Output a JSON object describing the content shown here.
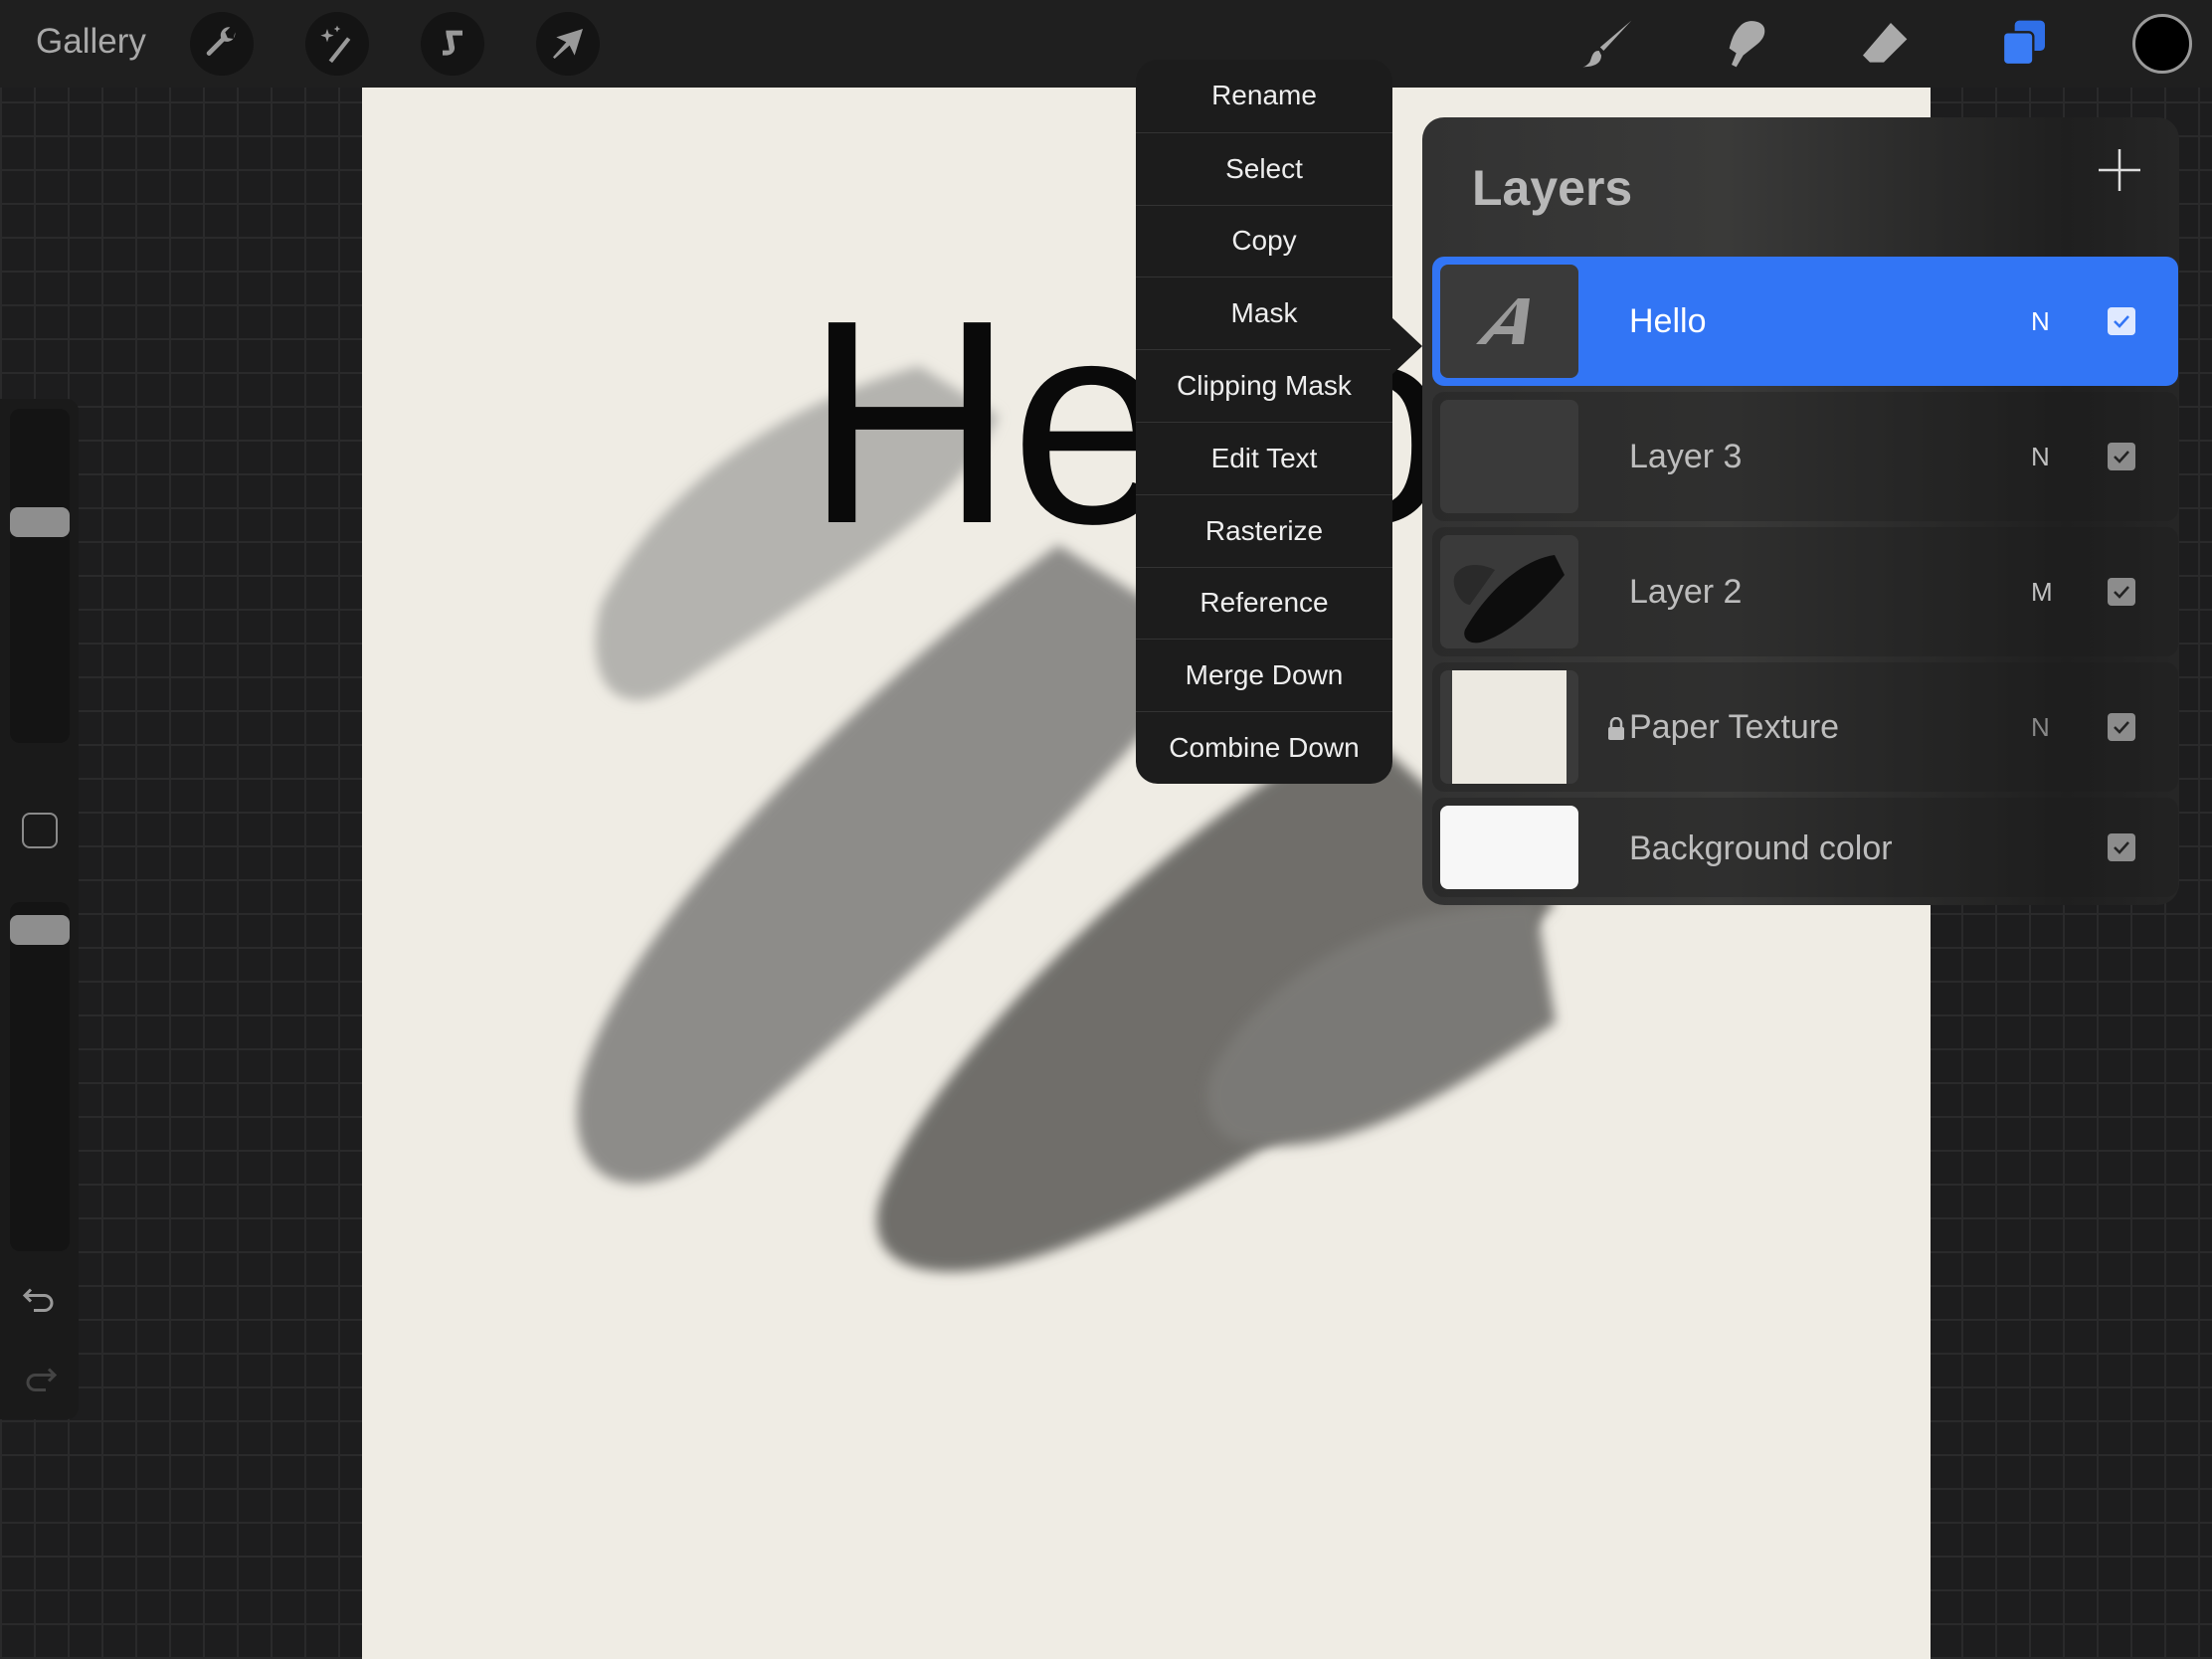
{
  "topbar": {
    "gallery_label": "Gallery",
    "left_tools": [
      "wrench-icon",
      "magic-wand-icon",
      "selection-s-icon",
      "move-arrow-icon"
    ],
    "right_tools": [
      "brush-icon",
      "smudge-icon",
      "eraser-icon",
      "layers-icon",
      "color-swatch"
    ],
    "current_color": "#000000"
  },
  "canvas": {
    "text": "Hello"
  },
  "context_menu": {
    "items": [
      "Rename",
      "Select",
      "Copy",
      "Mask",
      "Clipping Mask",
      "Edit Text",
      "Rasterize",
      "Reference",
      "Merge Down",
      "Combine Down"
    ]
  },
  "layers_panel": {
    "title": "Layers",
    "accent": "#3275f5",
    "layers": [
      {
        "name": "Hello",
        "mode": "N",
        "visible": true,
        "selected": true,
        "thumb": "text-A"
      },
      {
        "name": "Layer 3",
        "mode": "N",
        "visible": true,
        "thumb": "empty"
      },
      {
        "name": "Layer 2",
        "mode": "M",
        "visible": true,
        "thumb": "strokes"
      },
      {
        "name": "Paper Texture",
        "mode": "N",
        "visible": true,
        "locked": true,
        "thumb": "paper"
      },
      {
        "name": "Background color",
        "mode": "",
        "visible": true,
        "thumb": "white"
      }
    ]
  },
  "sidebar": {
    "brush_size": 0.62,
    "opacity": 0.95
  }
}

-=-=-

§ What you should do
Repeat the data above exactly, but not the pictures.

§ Reply to the task
Output a JSON object describing the content shown here.
{
  "topbar": {
    "gallery_label": "Gallery",
    "left_tools": [
      "wrench-icon",
      "magic-wand-icon",
      "selection-s-icon",
      "move-arrow-icon"
    ],
    "right_tools": [
      "brush-icon",
      "smudge-icon",
      "eraser-icon",
      "layers-icon",
      "color-swatch"
    ],
    "current_color": "#000000"
  },
  "canvas": {
    "text": "Hello"
  },
  "context_menu": {
    "items": [
      "Rename",
      "Select",
      "Copy",
      "Mask",
      "Clipping Mask",
      "Edit Text",
      "Rasterize",
      "Reference",
      "Merge Down",
      "Combine Down"
    ]
  },
  "layers_panel": {
    "title": "Layers",
    "accent": "#3275f5",
    "layers": [
      {
        "name": "Hello",
        "mode": "N",
        "visible": true,
        "selected": true,
        "thumb": "text-A"
      },
      {
        "name": "Layer 3",
        "mode": "N",
        "visible": true,
        "thumb": "empty"
      },
      {
        "name": "Layer 2",
        "mode": "M",
        "visible": true,
        "thumb": "strokes"
      },
      {
        "name": "Paper Texture",
        "mode": "N",
        "visible": true,
        "locked": true,
        "thumb": "paper"
      },
      {
        "name": "Background color",
        "mode": "",
        "visible": true,
        "thumb": "white"
      }
    ]
  },
  "sidebar": {
    "brush_size": 0.62,
    "opacity": 0.95
  }
}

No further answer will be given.